Data extracts: Begin

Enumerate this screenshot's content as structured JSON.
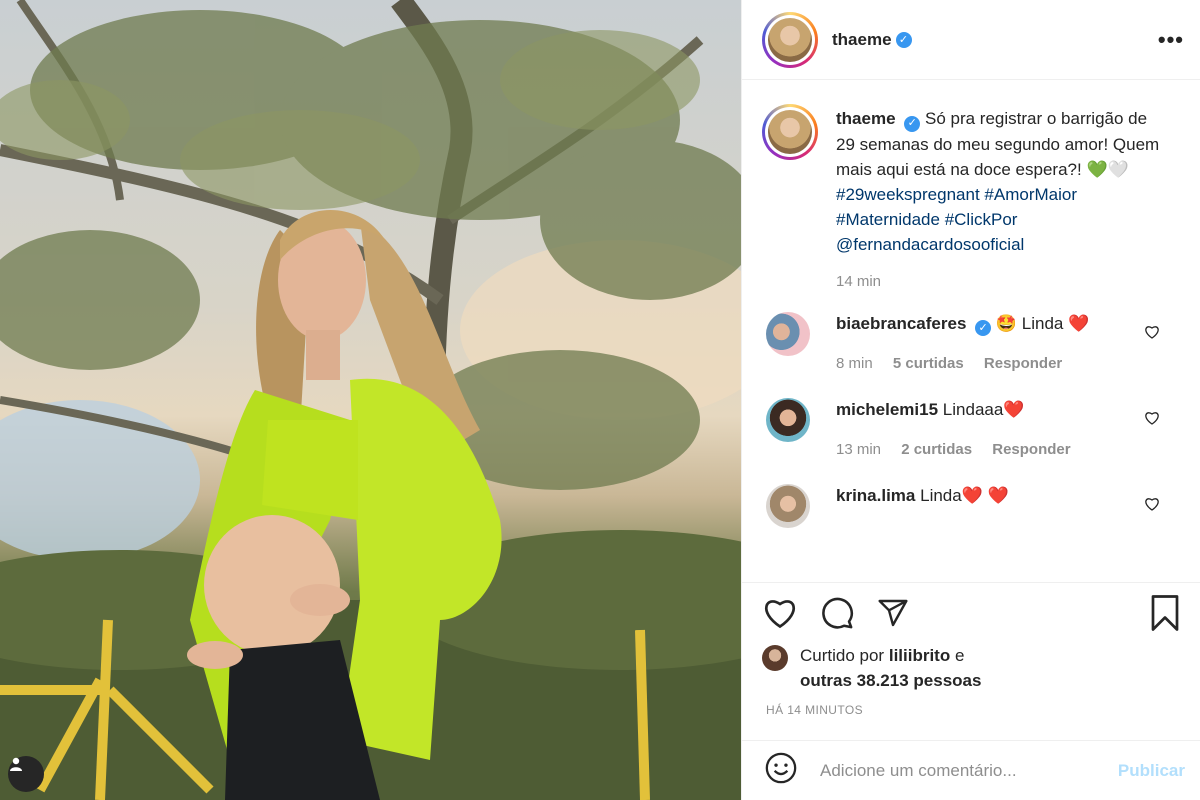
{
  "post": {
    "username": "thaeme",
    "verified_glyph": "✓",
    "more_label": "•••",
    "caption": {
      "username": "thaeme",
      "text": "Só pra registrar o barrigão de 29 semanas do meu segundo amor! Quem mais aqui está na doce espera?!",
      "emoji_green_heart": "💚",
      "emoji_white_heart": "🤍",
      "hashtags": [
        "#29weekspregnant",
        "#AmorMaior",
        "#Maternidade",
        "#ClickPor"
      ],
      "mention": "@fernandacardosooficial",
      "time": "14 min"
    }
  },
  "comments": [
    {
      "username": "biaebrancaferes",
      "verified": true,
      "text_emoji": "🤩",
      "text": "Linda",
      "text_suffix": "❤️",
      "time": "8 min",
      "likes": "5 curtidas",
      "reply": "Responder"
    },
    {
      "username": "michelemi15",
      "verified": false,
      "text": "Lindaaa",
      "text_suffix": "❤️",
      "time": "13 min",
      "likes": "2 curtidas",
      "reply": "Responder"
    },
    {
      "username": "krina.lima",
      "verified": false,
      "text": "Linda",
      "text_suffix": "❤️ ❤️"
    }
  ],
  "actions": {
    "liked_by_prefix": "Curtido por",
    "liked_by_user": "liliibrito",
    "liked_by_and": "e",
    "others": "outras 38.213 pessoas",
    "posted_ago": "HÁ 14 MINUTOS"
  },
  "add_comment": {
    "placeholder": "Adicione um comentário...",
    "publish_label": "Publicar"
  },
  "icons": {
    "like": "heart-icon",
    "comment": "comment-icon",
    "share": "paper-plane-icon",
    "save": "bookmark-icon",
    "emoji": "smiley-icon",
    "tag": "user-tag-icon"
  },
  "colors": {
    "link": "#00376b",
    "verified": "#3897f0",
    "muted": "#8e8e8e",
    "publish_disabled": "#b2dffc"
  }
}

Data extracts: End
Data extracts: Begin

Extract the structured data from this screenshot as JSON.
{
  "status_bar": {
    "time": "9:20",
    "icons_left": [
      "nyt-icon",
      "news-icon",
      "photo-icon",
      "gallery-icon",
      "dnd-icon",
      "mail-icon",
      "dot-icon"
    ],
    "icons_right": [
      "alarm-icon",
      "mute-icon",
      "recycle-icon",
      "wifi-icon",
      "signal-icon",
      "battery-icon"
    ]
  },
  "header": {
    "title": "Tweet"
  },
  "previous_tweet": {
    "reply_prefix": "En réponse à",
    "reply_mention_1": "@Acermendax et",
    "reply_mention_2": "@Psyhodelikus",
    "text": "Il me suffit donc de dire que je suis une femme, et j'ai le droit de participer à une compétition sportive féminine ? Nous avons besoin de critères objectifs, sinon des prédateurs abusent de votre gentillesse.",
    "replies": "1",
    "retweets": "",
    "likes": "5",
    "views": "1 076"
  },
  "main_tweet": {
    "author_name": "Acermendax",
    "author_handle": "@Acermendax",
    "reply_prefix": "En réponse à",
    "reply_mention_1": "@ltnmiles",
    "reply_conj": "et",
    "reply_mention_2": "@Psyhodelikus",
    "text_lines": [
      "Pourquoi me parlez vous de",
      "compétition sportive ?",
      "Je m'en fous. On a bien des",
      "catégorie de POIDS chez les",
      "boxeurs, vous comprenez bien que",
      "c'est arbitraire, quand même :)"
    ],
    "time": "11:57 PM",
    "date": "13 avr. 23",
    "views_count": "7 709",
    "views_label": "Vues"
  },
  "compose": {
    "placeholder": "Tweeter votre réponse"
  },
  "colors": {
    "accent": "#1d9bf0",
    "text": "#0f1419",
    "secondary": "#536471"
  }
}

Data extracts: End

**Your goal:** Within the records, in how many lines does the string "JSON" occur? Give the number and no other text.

**Answer to the exercise:** 2